◆ Task to complete
In the data below, find every line with the word "text" and copy it out.
Segment Start: Given entries
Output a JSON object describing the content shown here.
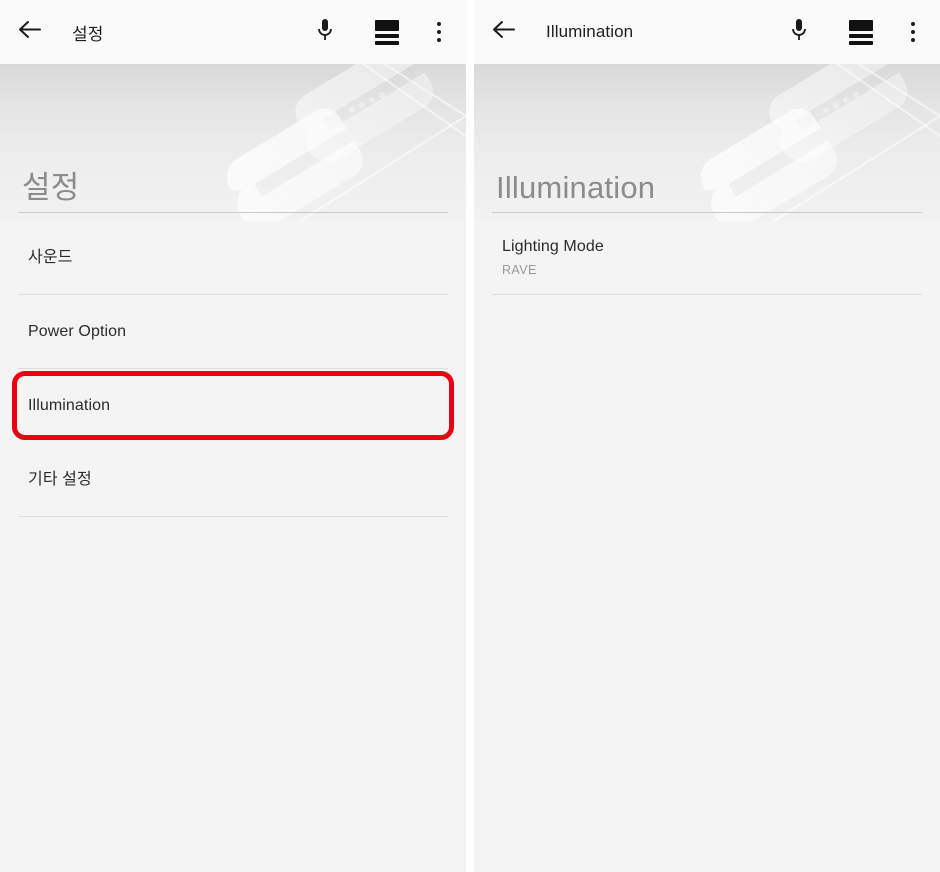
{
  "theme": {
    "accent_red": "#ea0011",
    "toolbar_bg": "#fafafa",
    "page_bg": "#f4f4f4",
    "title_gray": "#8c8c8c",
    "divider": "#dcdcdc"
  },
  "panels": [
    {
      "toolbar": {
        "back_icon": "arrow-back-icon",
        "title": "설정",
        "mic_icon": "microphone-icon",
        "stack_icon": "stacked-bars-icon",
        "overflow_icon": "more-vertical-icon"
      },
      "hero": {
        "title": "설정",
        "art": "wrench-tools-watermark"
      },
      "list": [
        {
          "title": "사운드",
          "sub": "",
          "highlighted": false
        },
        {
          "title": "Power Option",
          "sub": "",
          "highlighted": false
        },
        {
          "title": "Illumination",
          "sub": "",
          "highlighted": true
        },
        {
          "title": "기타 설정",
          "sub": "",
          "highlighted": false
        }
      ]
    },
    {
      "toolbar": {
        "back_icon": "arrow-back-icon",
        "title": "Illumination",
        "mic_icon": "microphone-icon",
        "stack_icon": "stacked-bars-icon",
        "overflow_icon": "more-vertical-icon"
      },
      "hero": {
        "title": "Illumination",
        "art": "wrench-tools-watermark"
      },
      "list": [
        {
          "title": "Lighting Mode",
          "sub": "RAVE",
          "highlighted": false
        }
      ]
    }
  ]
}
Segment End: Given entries
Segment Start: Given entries
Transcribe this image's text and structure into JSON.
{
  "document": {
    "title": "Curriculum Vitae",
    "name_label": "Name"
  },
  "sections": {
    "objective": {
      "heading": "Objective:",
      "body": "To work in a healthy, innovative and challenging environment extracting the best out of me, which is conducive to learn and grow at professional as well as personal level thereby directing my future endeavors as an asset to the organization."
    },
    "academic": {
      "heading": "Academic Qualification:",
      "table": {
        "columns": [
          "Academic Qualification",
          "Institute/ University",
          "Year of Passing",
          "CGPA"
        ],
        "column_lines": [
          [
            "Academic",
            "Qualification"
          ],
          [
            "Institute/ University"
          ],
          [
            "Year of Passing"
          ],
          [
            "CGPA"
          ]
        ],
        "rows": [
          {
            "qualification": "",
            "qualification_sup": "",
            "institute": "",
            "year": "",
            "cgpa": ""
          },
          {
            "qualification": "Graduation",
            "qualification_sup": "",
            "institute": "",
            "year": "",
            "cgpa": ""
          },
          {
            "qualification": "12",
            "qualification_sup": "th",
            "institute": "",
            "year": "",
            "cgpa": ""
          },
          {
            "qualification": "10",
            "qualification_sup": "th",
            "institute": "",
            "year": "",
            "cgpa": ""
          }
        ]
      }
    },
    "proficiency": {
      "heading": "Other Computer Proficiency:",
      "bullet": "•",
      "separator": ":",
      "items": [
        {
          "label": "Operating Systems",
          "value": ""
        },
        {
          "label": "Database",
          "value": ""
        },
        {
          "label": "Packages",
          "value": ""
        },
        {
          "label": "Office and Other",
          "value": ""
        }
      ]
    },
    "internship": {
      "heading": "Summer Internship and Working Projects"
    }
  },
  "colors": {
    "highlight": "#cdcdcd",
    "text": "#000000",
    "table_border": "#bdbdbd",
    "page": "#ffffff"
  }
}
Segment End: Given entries
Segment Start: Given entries
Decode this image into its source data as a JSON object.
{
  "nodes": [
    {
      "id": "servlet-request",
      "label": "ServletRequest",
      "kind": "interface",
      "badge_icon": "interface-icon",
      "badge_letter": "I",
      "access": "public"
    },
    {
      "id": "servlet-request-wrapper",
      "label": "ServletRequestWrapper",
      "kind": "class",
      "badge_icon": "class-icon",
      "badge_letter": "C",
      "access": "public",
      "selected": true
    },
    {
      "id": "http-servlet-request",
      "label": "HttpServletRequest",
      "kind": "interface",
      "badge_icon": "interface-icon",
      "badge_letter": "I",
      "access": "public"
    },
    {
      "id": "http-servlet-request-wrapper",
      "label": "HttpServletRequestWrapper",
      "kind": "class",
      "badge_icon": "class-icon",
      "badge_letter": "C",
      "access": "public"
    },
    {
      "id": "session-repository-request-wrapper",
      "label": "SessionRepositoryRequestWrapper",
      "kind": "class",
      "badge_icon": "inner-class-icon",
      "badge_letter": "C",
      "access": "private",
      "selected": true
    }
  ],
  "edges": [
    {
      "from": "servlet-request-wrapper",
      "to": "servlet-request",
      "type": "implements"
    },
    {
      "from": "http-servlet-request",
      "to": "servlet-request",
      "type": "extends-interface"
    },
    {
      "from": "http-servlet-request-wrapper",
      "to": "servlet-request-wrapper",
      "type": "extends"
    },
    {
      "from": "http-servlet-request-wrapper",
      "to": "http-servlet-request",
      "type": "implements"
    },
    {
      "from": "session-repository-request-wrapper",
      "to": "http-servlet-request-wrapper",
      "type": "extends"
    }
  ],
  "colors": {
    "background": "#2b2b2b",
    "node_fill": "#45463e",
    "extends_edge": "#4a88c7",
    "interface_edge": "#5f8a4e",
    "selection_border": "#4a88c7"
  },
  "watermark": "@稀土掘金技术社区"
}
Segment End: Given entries
◆ Answer for this exercise
Transcribe this image's text and structure into JSON.
    "text": "#000000",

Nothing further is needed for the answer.